EXERCISE GOAL
Beginning with the line containing "Output a JSON" and ending at the last line of the data, set down every line exactly, leaving out all pictures.

[Extracted records]
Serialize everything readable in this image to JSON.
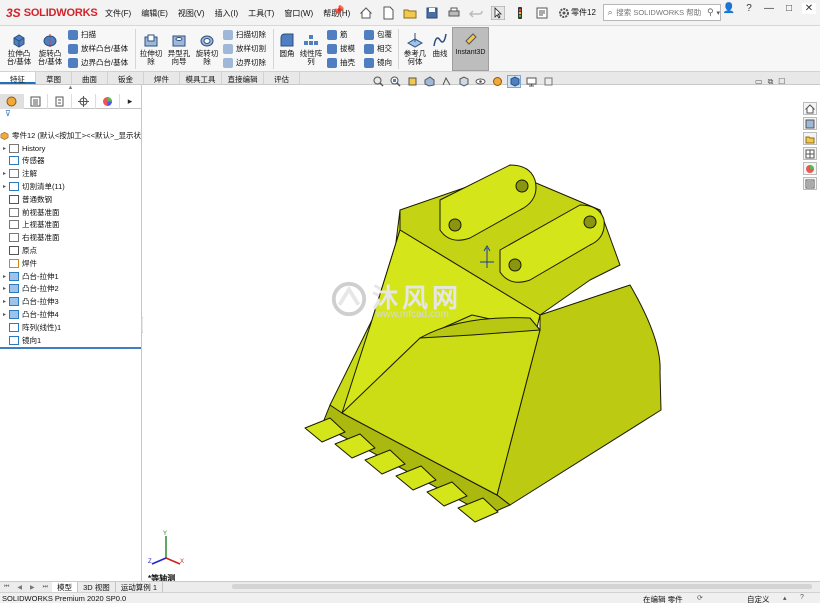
{
  "app": {
    "logo_ds": "3S",
    "logo_brand": "SOLIDWORKS",
    "document_name": "零件12"
  },
  "menu": [
    "文件(F)",
    "编辑(E)",
    "视图(V)",
    "插入(I)",
    "工具(T)",
    "窗口(W)",
    "帮助(H)"
  ],
  "search": {
    "placeholder": "搜索 SOLIDWORKS 帮助"
  },
  "ribbon": {
    "extrude_boss": "拉伸凸\n台/基体",
    "revolve_boss": "旋转凸\n台/基体",
    "sweep": "扫描",
    "loft_boss": "放样凸台/基体",
    "boundary_boss": "边界凸台/基体",
    "extrude_cut": "拉伸切\n除",
    "hole_wizard": "异型孔\n向导",
    "revolve_cut": "旋转切\n除",
    "swept_cut": "扫描切除",
    "lofted_cut": "放样切割",
    "boundary_cut": "边界切除",
    "fillet": "圆角",
    "linear_pattern": "线性阵\n列",
    "rib": "筋",
    "draft": "拔模",
    "shell": "抽壳",
    "wrap": "包覆",
    "intersect": "相交",
    "mirror": "镜向",
    "reference_geometry": "参考几\n何体",
    "curves": "曲线",
    "instant3d": "Instant3D"
  },
  "tabs": [
    "特征",
    "草图",
    "曲面",
    "钣金",
    "焊件",
    "模具工具",
    "直接编辑",
    "评估"
  ],
  "tree": {
    "root": "零件12 (默认<按加工><<默认>_显示状",
    "items": [
      {
        "label": "History",
        "arrow": "▸"
      },
      {
        "label": "传感器",
        "arrow": ""
      },
      {
        "label": "注解",
        "arrow": "▸"
      },
      {
        "label": "切割清单(11)",
        "arrow": "▸"
      },
      {
        "label": "普通数钢",
        "arrow": ""
      },
      {
        "label": "前视基准面",
        "arrow": ""
      },
      {
        "label": "上视基准面",
        "arrow": ""
      },
      {
        "label": "右视基准面",
        "arrow": ""
      },
      {
        "label": "原点",
        "arrow": ""
      },
      {
        "label": "焊件",
        "arrow": ""
      },
      {
        "label": "凸台-拉伸1",
        "arrow": "▸"
      },
      {
        "label": "凸台-拉伸2",
        "arrow": "▸"
      },
      {
        "label": "凸台-拉伸3",
        "arrow": "▸"
      },
      {
        "label": "凸台-拉伸4",
        "arrow": "▸"
      },
      {
        "label": "阵列(线性)1",
        "arrow": ""
      },
      {
        "label": "镜向1",
        "arrow": ""
      }
    ]
  },
  "viewport": {
    "view_label": "*等轴测",
    "model_color": "#d4e619",
    "watermark_text": "沐风网",
    "watermark_url": "www.mfcad.com"
  },
  "bottom_tabs": [
    "模型",
    "3D 视图",
    "运动算例 1"
  ],
  "status": {
    "app_version": "SOLIDWORKS Premium 2020 SP0.0",
    "editing": "在编辑 零件",
    "units": "自定义"
  }
}
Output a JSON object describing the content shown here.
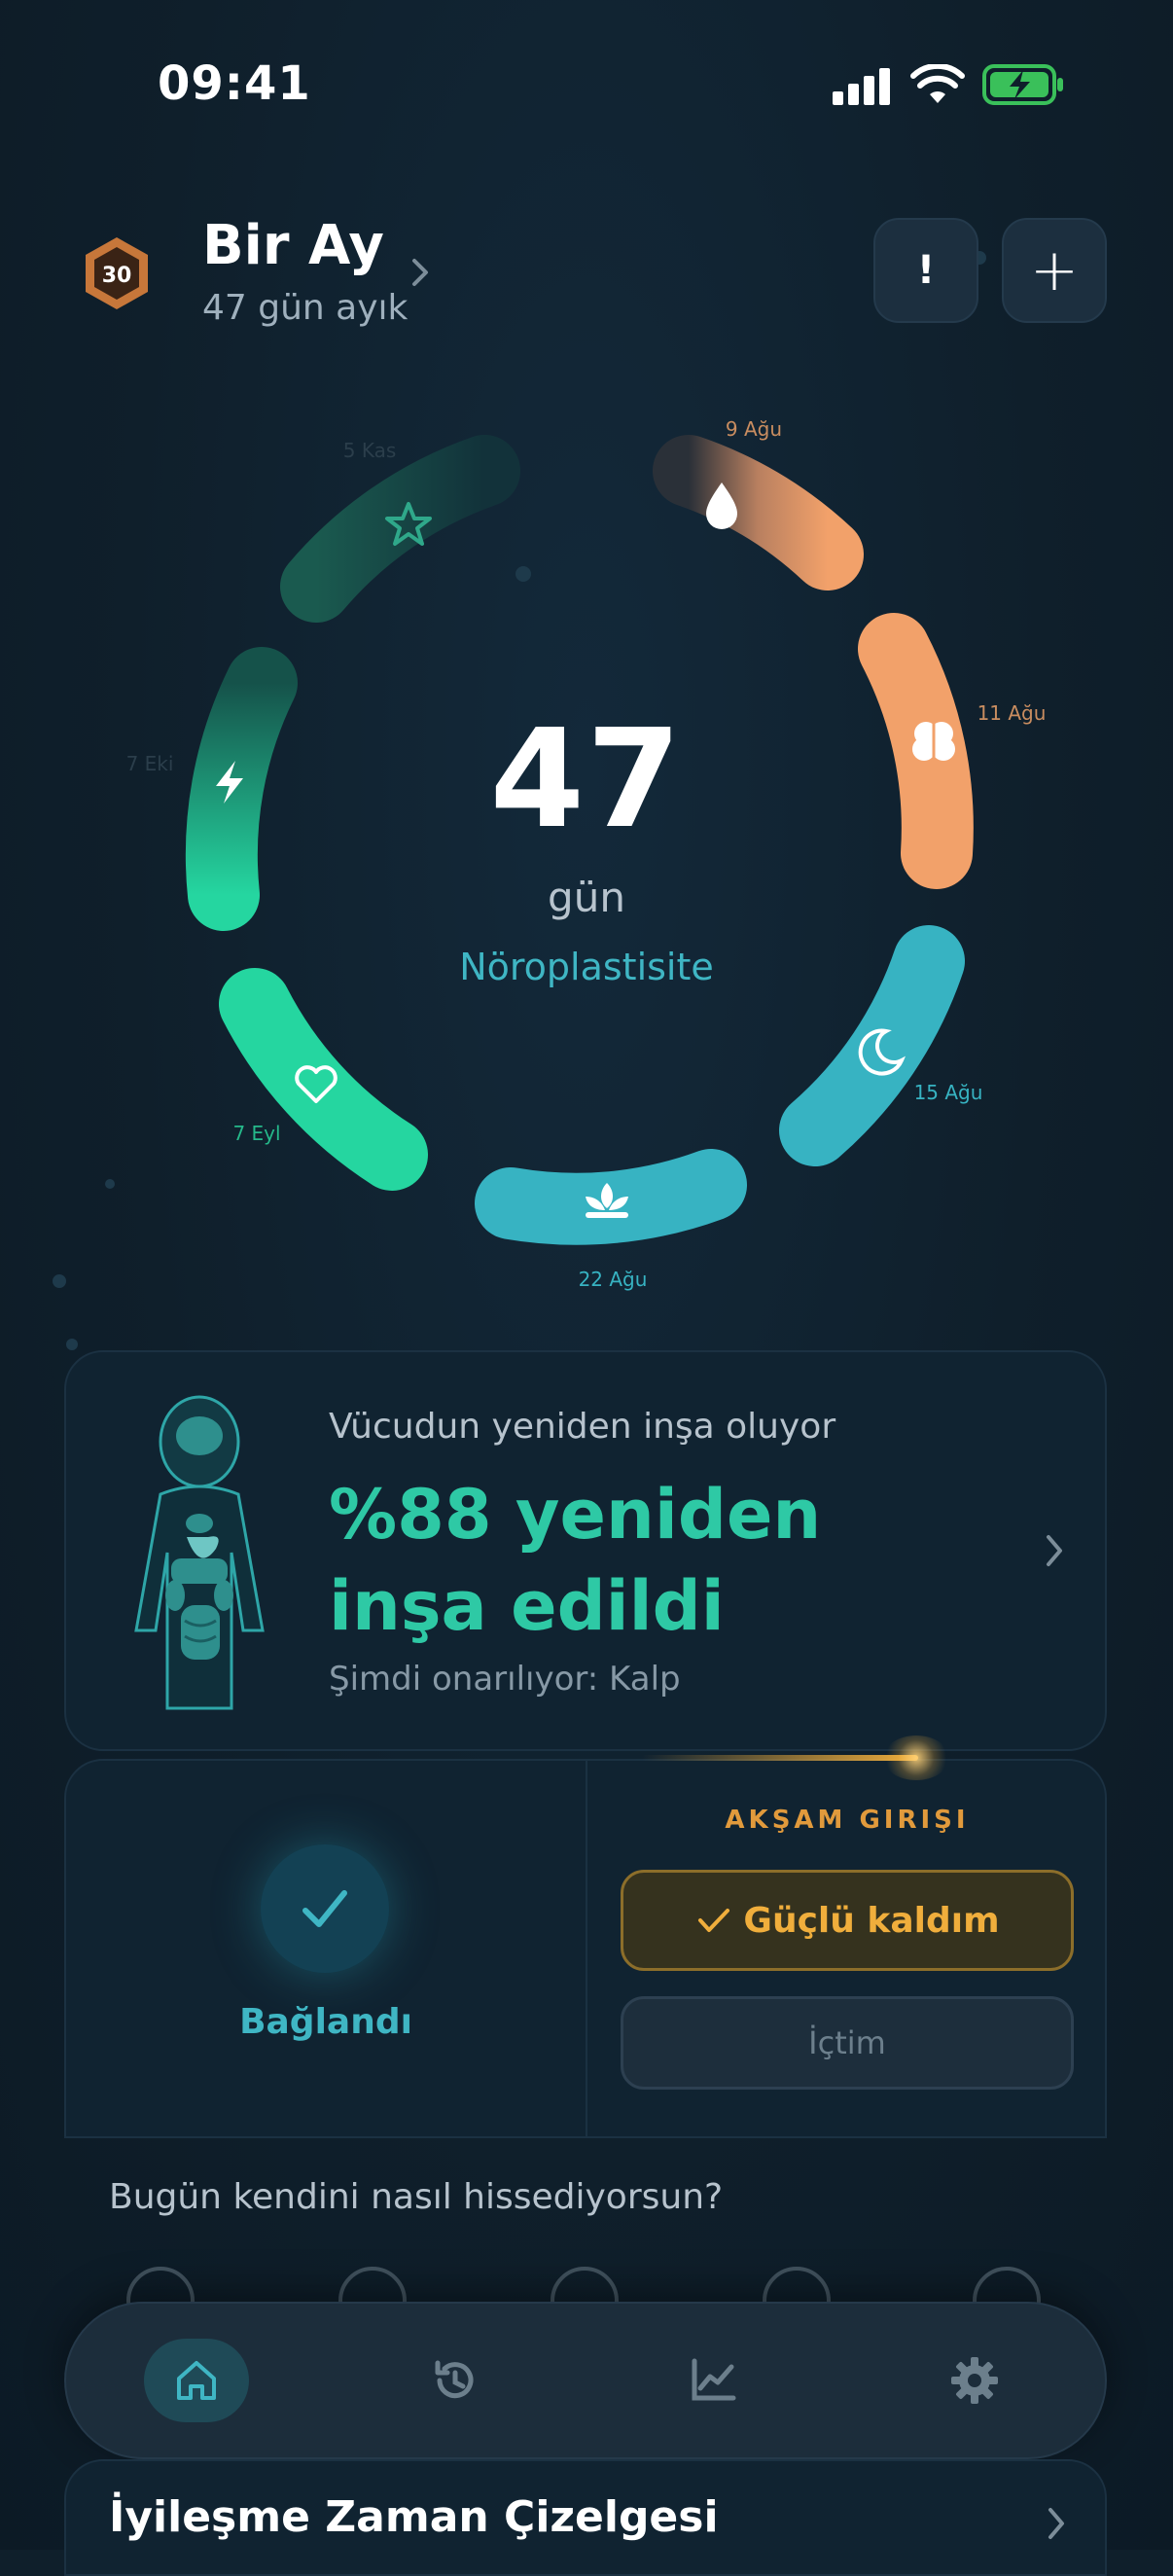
{
  "status_bar": {
    "time": "09:41"
  },
  "header": {
    "badge_level": "30",
    "title": "Bir Ay",
    "subtitle": "47 gün ayık",
    "alert_label": "!",
    "add_label": "+"
  },
  "ring": {
    "day_count": "47",
    "unit": "gün",
    "stage": "Nöroplastisite",
    "segments": [
      {
        "date": "5 Kas",
        "icon": "star-icon",
        "color": "#1a5a4f"
      },
      {
        "date": "9 Ağu",
        "icon": "drop-icon",
        "color": "#f2a16a"
      },
      {
        "date": "11 Ağu",
        "icon": "brain-icon",
        "color": "#f2a16a"
      },
      {
        "date": "15 Ağu",
        "icon": "moon-icon",
        "color": "#37b3c2"
      },
      {
        "date": "22 Ağu",
        "icon": "lotus-icon",
        "color": "#37b3c2"
      },
      {
        "date": "7 Eyl",
        "icon": "heart-icon",
        "color": "#25d6a0"
      },
      {
        "date": "7 Eki",
        "icon": "bolt-icon",
        "color": "#25d6a0"
      }
    ]
  },
  "rebuild": {
    "kicker": "Vücudun yeniden inşa oluyor",
    "title": "%88 yeniden inşa edildi",
    "subtitle": "Şimdi onarılıyor: Kalp"
  },
  "checkin": {
    "connected_label": "Bağlandı",
    "evening_label": "AKŞAM GIRIŞI",
    "strong_label": "Güçlü kaldım",
    "drank_label": "İçtim"
  },
  "mood": {
    "question": "Bugün kendini nasıl hissediyorsun?"
  },
  "nav": {
    "items": [
      "home-icon",
      "history-icon",
      "chart-icon",
      "settings-icon"
    ]
  },
  "timeline": {
    "title": "İyileşme Zaman Çizelgesi"
  },
  "colors": {
    "accent_teal": "#3fb6c4",
    "accent_green": "#2ec9a5",
    "accent_orange": "#f0ae3c"
  }
}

EXPECTED OUTPUT
Output a JSON object describing the content shown here.
{
  "status_bar": {
    "time": "09:41"
  },
  "header": {
    "badge_level": "30",
    "title": "Bir Ay",
    "subtitle": "47 gün ayık",
    "alert_label": "!",
    "add_label": "+"
  },
  "ring": {
    "day_count": "47",
    "unit": "gün",
    "stage": "Nöroplastisite",
    "segments": [
      {
        "date": "5 Kas",
        "icon": "star-icon",
        "color": "#1a5a4f"
      },
      {
        "date": "9 Ağu",
        "icon": "drop-icon",
        "color": "#f2a16a"
      },
      {
        "date": "11 Ağu",
        "icon": "brain-icon",
        "color": "#f2a16a"
      },
      {
        "date": "15 Ağu",
        "icon": "moon-icon",
        "color": "#37b3c2"
      },
      {
        "date": "22 Ağu",
        "icon": "lotus-icon",
        "color": "#37b3c2"
      },
      {
        "date": "7 Eyl",
        "icon": "heart-icon",
        "color": "#25d6a0"
      },
      {
        "date": "7 Eki",
        "icon": "bolt-icon",
        "color": "#25d6a0"
      }
    ]
  },
  "rebuild": {
    "kicker": "Vücudun yeniden inşa oluyor",
    "title": "%88 yeniden inşa edildi",
    "subtitle": "Şimdi onarılıyor: Kalp"
  },
  "checkin": {
    "connected_label": "Bağlandı",
    "evening_label": "AKŞAM GIRIŞI",
    "strong_label": "Güçlü kaldım",
    "drank_label": "İçtim"
  },
  "mood": {
    "question": "Bugün kendini nasıl hissediyorsun?"
  },
  "nav": {
    "items": [
      "home-icon",
      "history-icon",
      "chart-icon",
      "settings-icon"
    ]
  },
  "timeline": {
    "title": "İyileşme Zaman Çizelgesi"
  },
  "colors": {
    "accent_teal": "#3fb6c4",
    "accent_green": "#2ec9a5",
    "accent_orange": "#f0ae3c"
  }
}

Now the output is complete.